Linebacker Matt Millen said, "It seems like they were kind of flag-happy out there today."

He seemed as puzzled as Wyche was about the fourth-quarter play on which the officials said the Bengals

substituted to offset a penalty and then had them run the whole play over again.

"What was that deal?" he said.

Coach Joe Gibbs said of the officiating, "It wasn't very smooth."

Gibbs also didn't agree with the 36-yard interference call on Martin Mayhew in the third period that got the Bengals back in the game.

"I thought he made a heck of a play," Gibbs said of Mayhew.

The officials called a total of 10 penalties.

* The Bengals twice knocked the ball out of Redskins quarterback Mark Rypien's hands. The officials ruled he moved his arm forward on the first one, nullifying a recovery for a touchdown, although the Bengals then got a punt and went in to score anyway. On the second one, they ruled Rypien fumbled, and the Bengals recovered to set up a field goal.

L Rypien said he wasn't sure whether they were fumbles or not.

"As a quarterback, you think both of them are fumbles, because you're starting to throw and you don't know whether your arm is starting forward or what," he said.

* Brian Mitchell tied Mike Nelms' 1981 Redskins record of returning two punts for a touchdown in a season.

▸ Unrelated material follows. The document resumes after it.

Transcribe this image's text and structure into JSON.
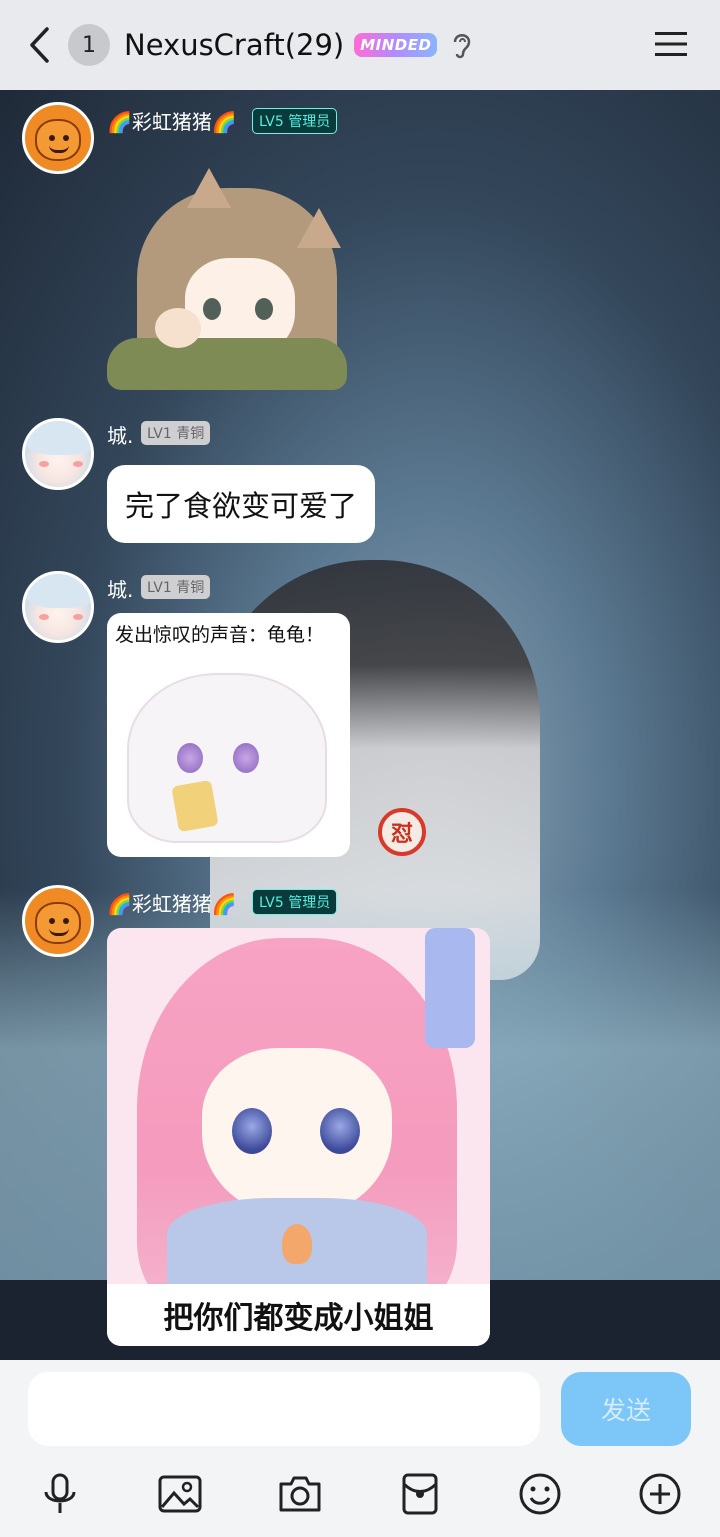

He also returned one that was called back last week by a penalty that the Redskins thought was a bad call.

Special-teams coach Wayne Sevier also was dazzled by his 29-yard kickoff return.

"That's about as fast as I've ever seen anybody run on a football field," Sevier said.

Baltimore Sun Articles
|
|
|
Please note the green-lined linked article text has been applied commercially without any involvement from our newsroom editors, reporters or any other editorial staff.